* _Your goal_:
In the entries that follow, how many lines hold the string "label"? Give only that number.

┏━━

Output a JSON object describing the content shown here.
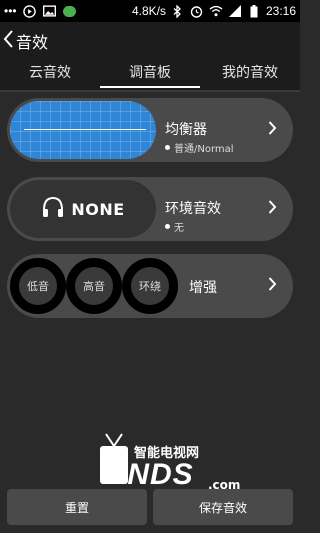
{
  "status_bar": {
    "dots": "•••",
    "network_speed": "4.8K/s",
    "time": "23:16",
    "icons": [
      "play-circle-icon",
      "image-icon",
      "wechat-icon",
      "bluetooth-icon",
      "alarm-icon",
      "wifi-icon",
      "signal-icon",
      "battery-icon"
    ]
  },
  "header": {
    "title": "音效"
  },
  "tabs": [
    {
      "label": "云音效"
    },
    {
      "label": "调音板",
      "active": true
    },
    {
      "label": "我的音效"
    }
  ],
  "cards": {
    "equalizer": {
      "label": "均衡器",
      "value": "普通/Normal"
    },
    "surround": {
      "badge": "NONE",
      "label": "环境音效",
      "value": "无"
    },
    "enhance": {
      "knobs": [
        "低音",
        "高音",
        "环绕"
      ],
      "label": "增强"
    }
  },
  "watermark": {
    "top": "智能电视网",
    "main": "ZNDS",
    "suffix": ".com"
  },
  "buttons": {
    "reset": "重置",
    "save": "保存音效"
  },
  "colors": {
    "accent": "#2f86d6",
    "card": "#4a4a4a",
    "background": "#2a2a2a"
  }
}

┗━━

* _Task solution_:
6